The answer I have most commonly heard to this question is that the earliest Christians were too much on edge expecting the return of Jesus any day to be bothered or to see any need to write down the things they supposedly heard Jesus did and said.

But the odd thing about this explanation is that so many scholars like to date the Gospel of Mark as early as 70 c.e., in the midst of the Jewish-Roman war, during the siege of Jerusalem. That is, precisely at the time when the return of Jesus would have been the MOST expected any day or hour.

Some even like to date this first gospel earlier, to the 40’s c.e. when Caligula attempted to have his statue placed in the Jewish temple. Again, one would have expected even more apocalyptic fervour that much sooner after the supposed events of Jesus’ death and resurrection.

It’s not as if there were no literates among the converts all those decades.
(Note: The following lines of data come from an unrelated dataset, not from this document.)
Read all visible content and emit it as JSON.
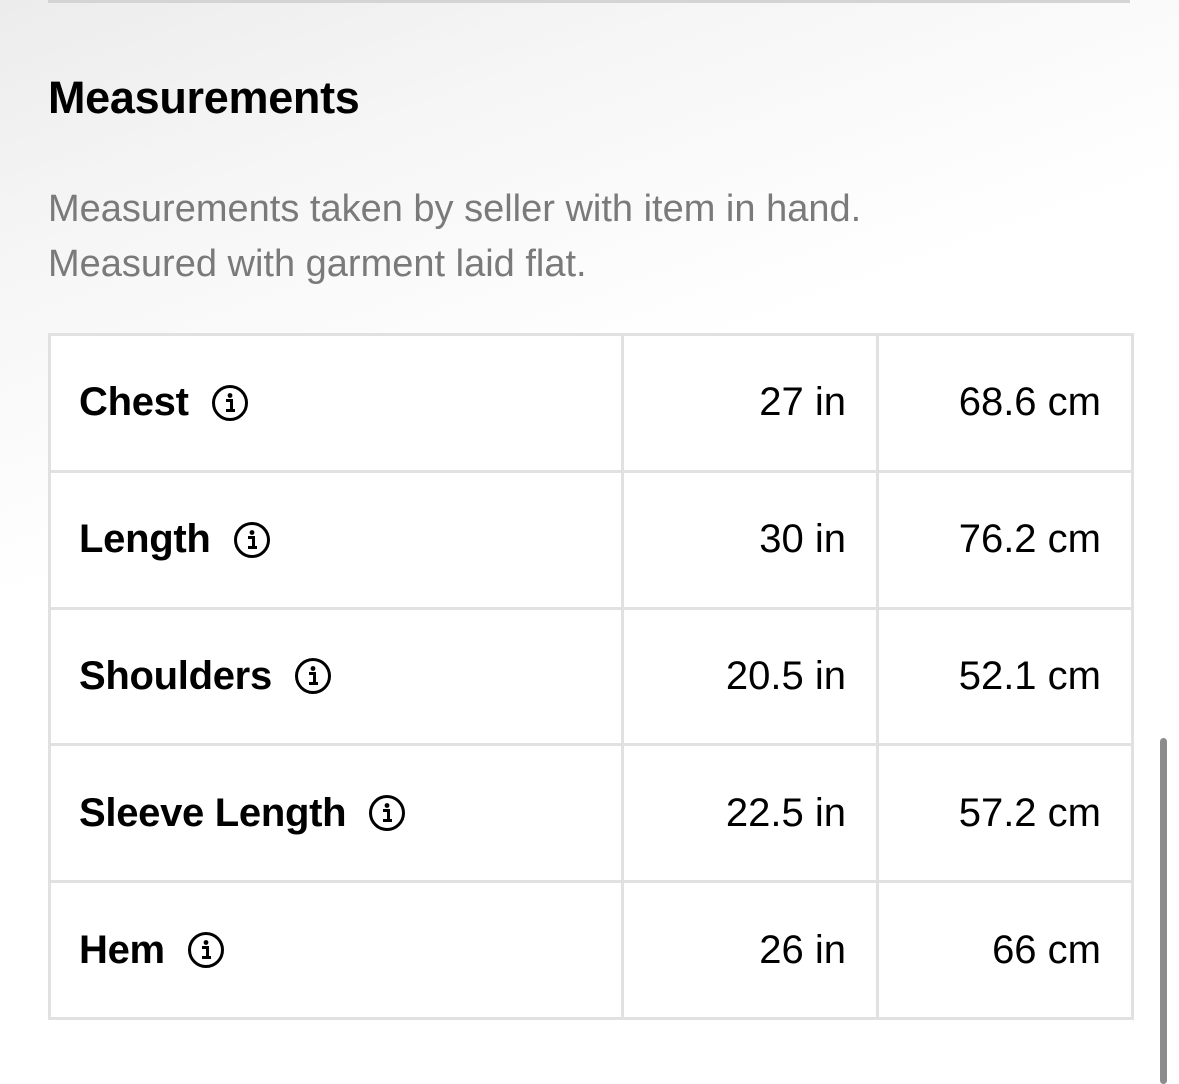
{
  "section": {
    "title": "Measurements",
    "description_lines": [
      "Measurements taken by seller with item in hand.",
      "Measured with garment laid flat."
    ]
  },
  "rows": [
    {
      "label": "Chest",
      "inches": "27 in",
      "cm": "68.6 cm",
      "icon": "info-icon"
    },
    {
      "label": "Length",
      "inches": "30 in",
      "cm": "76.2 cm",
      "icon": "info-icon"
    },
    {
      "label": "Shoulders",
      "inches": "20.5 in",
      "cm": "52.1 cm",
      "icon": "info-icon"
    },
    {
      "label": "Sleeve Length",
      "inches": "22.5 in",
      "cm": "57.2 cm",
      "icon": "info-icon"
    },
    {
      "label": "Hem",
      "inches": "26 in",
      "cm": "66 cm",
      "icon": "info-icon"
    }
  ],
  "colors": {
    "text_primary": "#000000",
    "text_secondary": "#7a7a7a",
    "border": "#e1e1e1",
    "scrollbar": "#8c8c8c"
  }
}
If we take the letters of Paul at face value then we see evidence of a number of individuals with scribal skills.

Given the astonishing deeds and sayings earlier believers attributed to Jesus, it beggars belief that no-one would not have been interested all those decades to be among the first to commit them to writing.